Day 2 was more post-senatorial correspondence, but this batch had more to do with the Fulbright Association, the program's alumni organization. In the literature, you really get the impression that the Fulbright Association was a separate, private activity, initiated by alumni and nothing to do with the Board of Foreign Scholarships or Senator Fulbright. Reading correspondence between Senator Fulbright and Arthur Dudden, the founder/first President of the Fulbright Association revealed, however, that the former Senator really did take an interest. He encouraged Dudden and discussed the nature/role of the Association. He believed in an advocacy and lobbying role--something I really didn't see in the literature or in official documents.

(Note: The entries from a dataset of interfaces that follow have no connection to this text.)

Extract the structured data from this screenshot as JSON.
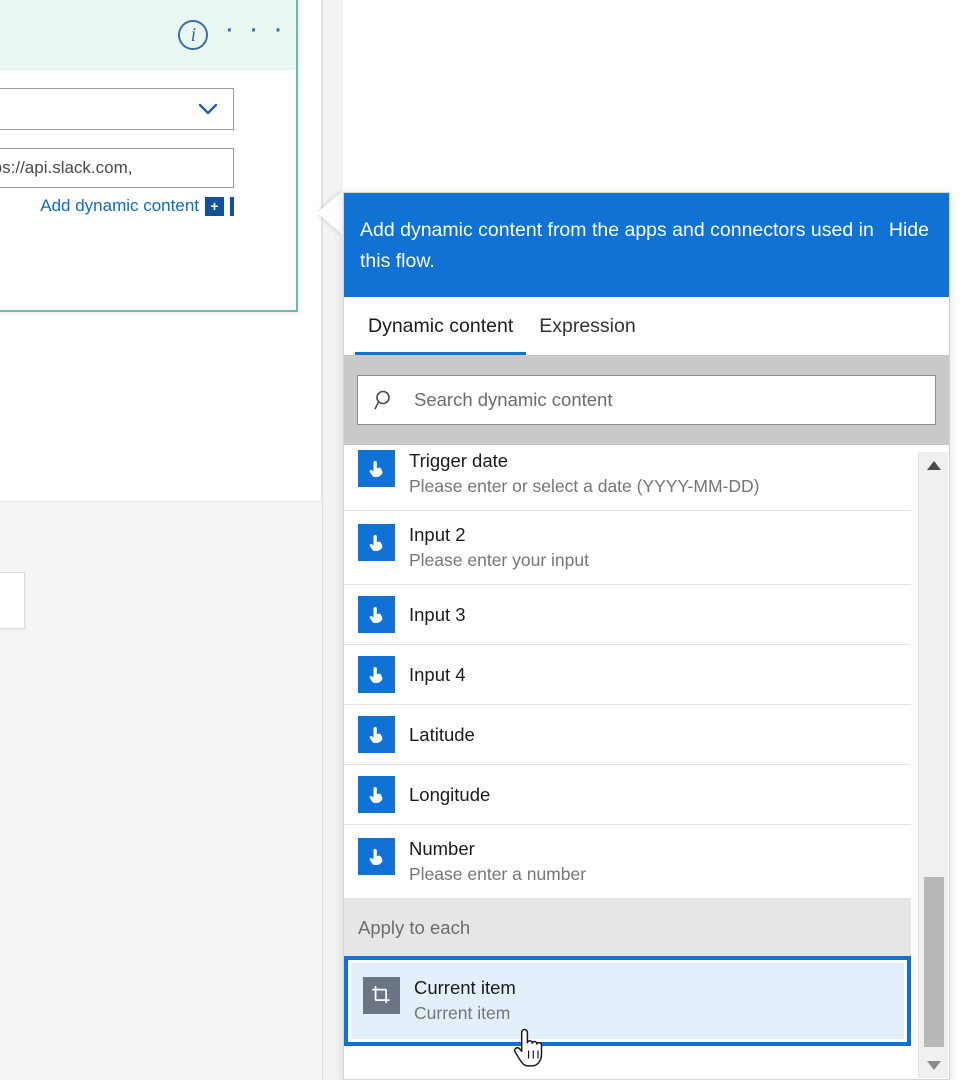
{
  "left_canvas": {
    "slack_card": {
      "info_icon_label": "i",
      "ellipsis_label": "· · ·",
      "dropdown_value": "",
      "text_field_value": "ions, see https://api.slack.com,",
      "add_dynamic_content_label": "Add dynamic content",
      "plus_badge_label": "+",
      "header_color": "#e9f7f2",
      "border_color": "#61c0a5"
    }
  },
  "dynamic_content_panel": {
    "banner": {
      "message": "Add dynamic content from the apps and connectors used in this flow.",
      "hide_label": "Hide",
      "background_color": "#0f72d4"
    },
    "tabs": [
      {
        "label": "Dynamic content",
        "active": true
      },
      {
        "label": "Expression",
        "active": false
      }
    ],
    "search": {
      "placeholder": "Search dynamic content",
      "value": "",
      "icon": "search-icon"
    },
    "items": [
      {
        "title": "Trigger date",
        "subtitle": "Please enter or select a date (YYYY-MM-DD)",
        "icon": "tap-hand-icon",
        "icon_color": "#0f72d4"
      },
      {
        "title": "Input 2",
        "subtitle": "Please enter your input",
        "icon": "tap-hand-icon",
        "icon_color": "#0f72d4"
      },
      {
        "title": "Input 3",
        "subtitle": "",
        "icon": "tap-hand-icon",
        "icon_color": "#0f72d4"
      },
      {
        "title": "Input 4",
        "subtitle": "",
        "icon": "tap-hand-icon",
        "icon_color": "#0f72d4"
      },
      {
        "title": "Latitude",
        "subtitle": "",
        "icon": "tap-hand-icon",
        "icon_color": "#0f72d4"
      },
      {
        "title": "Longitude",
        "subtitle": "",
        "icon": "tap-hand-icon",
        "icon_color": "#0f72d4"
      },
      {
        "title": "Number",
        "subtitle": "Please enter a number",
        "icon": "tap-hand-icon",
        "icon_color": "#0f72d4"
      }
    ],
    "group": {
      "header": "Apply to each",
      "selected_item": {
        "title": "Current item",
        "subtitle": "Current item",
        "icon": "current-item-icon",
        "icon_color": "#6b7585",
        "selection_color": "#0f72d4"
      }
    },
    "scrollbar": {
      "up_arrow": "▲",
      "down_arrow": "▼"
    }
  }
}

To the extent that archive research can have new 'discoveries', this was my first big discovery for this trip--evidence of Fulbright's support for alumni activities, including advocacy and lobbying.
There were still some enquiry letters, even as you get into the 1990's. I still just can't believe the cajones of people who would write to the octogenarian founder of the program and ask for a recommendation. Some people even name-dropped, telling Senator Fulbright of a connection he shared with their father/grandfather/cousin/etc. I almost laughed out loud at one enquiry letter addressed to Senator Fulbright that said "Dear Sir or Madam," and asked for application materials. It wasn't even a language barrier issue--the letter writer was American!